*** Opening of INFORMATION SHOWN ***

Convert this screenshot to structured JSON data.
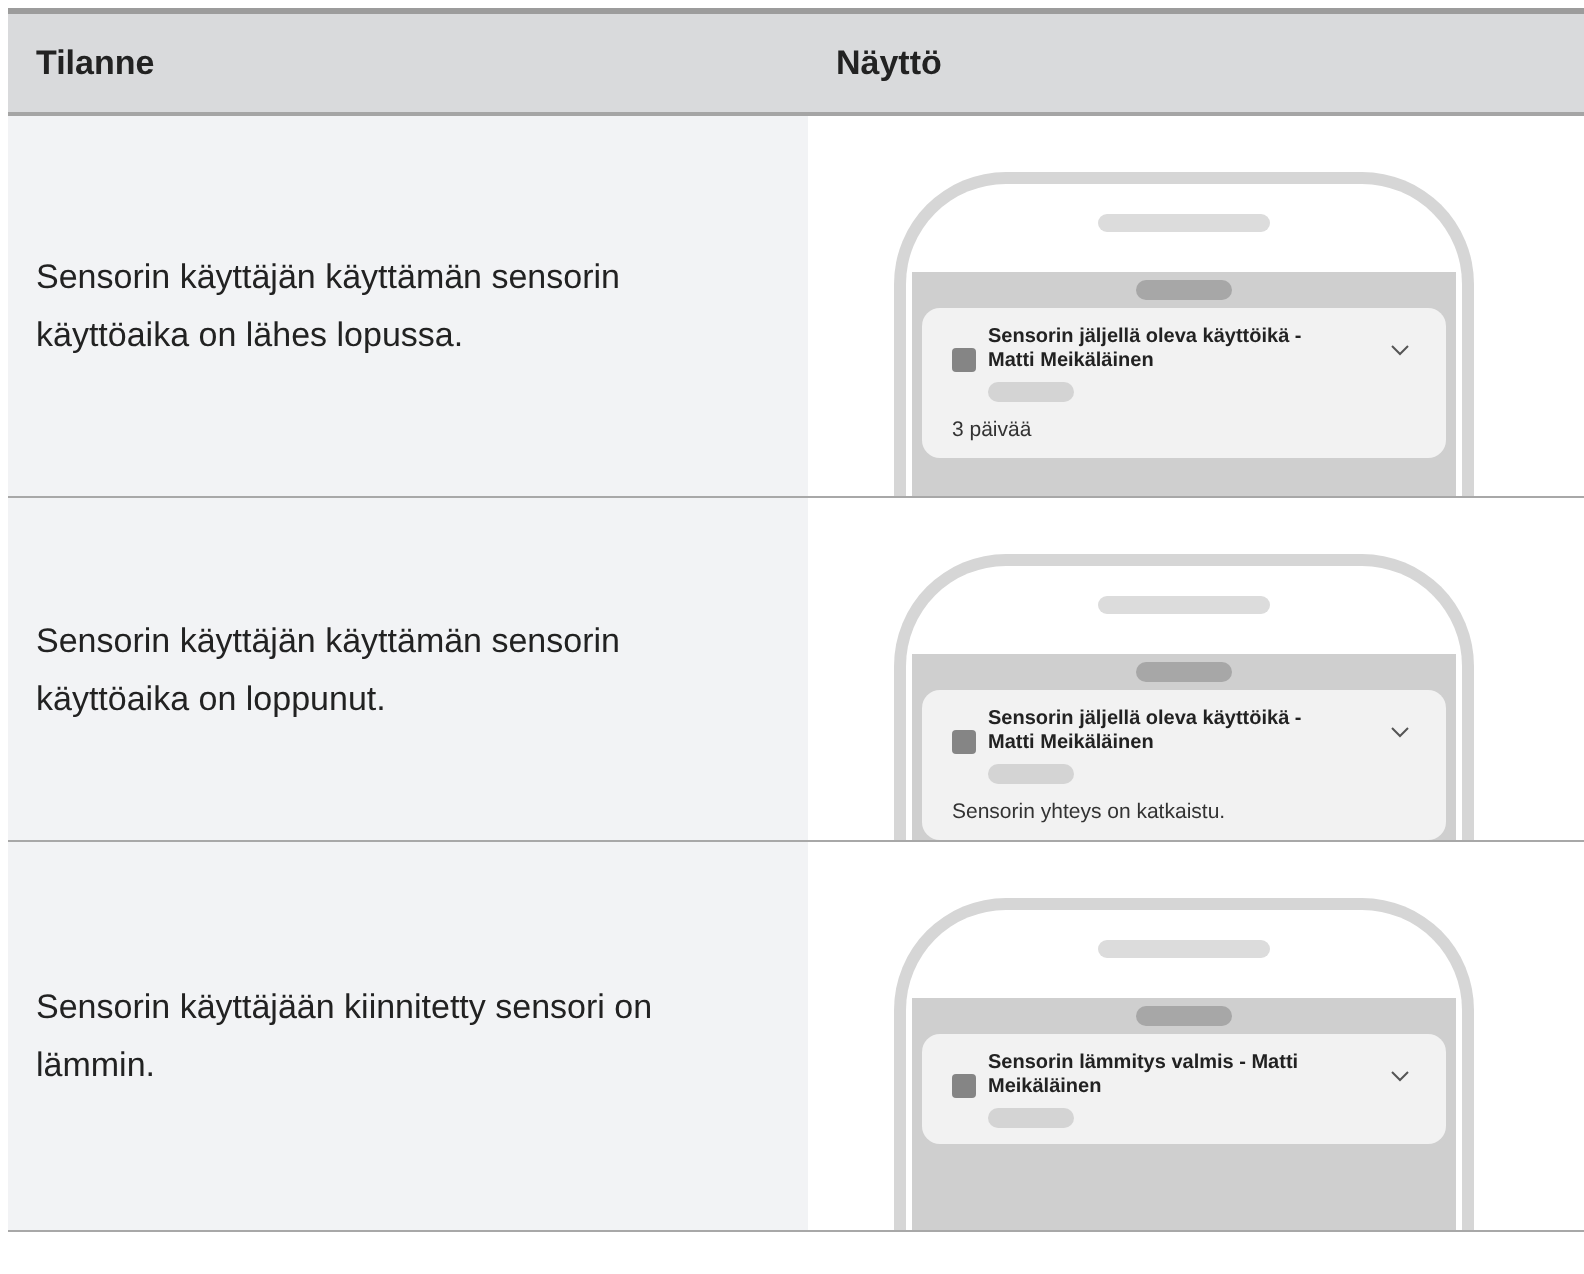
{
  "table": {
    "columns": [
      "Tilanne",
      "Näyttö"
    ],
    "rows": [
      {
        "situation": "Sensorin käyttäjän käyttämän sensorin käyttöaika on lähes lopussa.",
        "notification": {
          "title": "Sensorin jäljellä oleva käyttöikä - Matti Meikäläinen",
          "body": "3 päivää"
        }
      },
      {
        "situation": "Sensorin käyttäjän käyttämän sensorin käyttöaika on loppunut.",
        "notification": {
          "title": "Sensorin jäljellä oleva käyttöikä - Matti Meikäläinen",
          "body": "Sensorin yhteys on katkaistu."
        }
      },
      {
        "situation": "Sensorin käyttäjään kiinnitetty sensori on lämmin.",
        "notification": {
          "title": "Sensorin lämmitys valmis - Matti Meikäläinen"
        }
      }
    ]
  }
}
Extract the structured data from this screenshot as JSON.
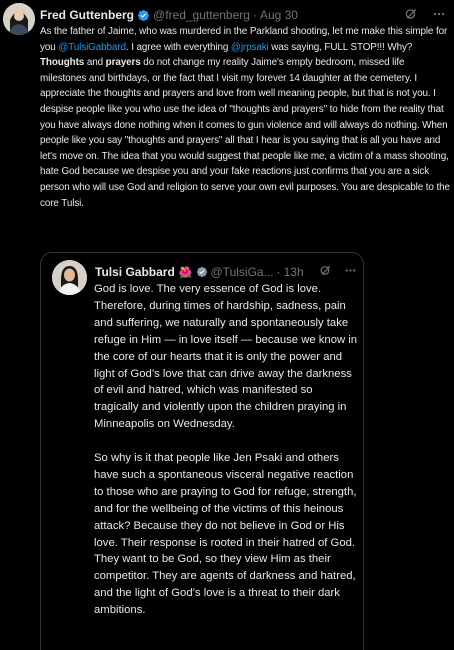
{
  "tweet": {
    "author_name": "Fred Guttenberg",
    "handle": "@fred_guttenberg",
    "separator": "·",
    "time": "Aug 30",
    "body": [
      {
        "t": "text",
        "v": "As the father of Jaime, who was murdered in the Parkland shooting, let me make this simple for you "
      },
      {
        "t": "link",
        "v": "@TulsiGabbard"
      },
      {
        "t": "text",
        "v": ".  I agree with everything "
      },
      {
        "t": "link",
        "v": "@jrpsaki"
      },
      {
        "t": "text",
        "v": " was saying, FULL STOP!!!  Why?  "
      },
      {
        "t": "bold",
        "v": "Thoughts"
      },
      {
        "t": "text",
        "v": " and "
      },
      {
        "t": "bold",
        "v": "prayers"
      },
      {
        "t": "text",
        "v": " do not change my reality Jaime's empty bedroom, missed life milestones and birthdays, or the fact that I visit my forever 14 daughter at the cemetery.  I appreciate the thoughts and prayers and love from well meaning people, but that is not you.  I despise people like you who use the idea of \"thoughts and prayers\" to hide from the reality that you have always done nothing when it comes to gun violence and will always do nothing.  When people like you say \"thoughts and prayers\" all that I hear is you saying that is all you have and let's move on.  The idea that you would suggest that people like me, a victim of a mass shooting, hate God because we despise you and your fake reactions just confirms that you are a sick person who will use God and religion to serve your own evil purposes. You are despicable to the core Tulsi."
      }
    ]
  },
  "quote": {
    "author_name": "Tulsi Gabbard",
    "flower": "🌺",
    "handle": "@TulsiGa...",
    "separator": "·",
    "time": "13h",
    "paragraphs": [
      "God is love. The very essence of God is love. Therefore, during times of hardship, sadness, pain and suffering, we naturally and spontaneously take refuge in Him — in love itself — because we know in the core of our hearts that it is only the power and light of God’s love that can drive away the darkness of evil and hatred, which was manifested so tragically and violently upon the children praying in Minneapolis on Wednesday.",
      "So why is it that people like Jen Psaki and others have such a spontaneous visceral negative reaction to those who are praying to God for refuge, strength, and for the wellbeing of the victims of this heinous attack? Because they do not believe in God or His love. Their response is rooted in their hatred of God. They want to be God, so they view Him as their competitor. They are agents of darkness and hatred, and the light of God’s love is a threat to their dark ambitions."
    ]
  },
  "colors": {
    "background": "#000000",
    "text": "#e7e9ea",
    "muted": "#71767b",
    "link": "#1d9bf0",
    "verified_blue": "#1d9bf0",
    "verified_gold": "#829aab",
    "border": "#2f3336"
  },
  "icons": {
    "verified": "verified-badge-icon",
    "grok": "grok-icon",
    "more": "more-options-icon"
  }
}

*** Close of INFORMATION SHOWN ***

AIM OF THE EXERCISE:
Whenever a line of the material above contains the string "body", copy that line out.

SOLUTION TO THE EXERCISE:
          "body": "3 päivää"
          "body": "Sensorin yhteys on katkaistu."
    "body": [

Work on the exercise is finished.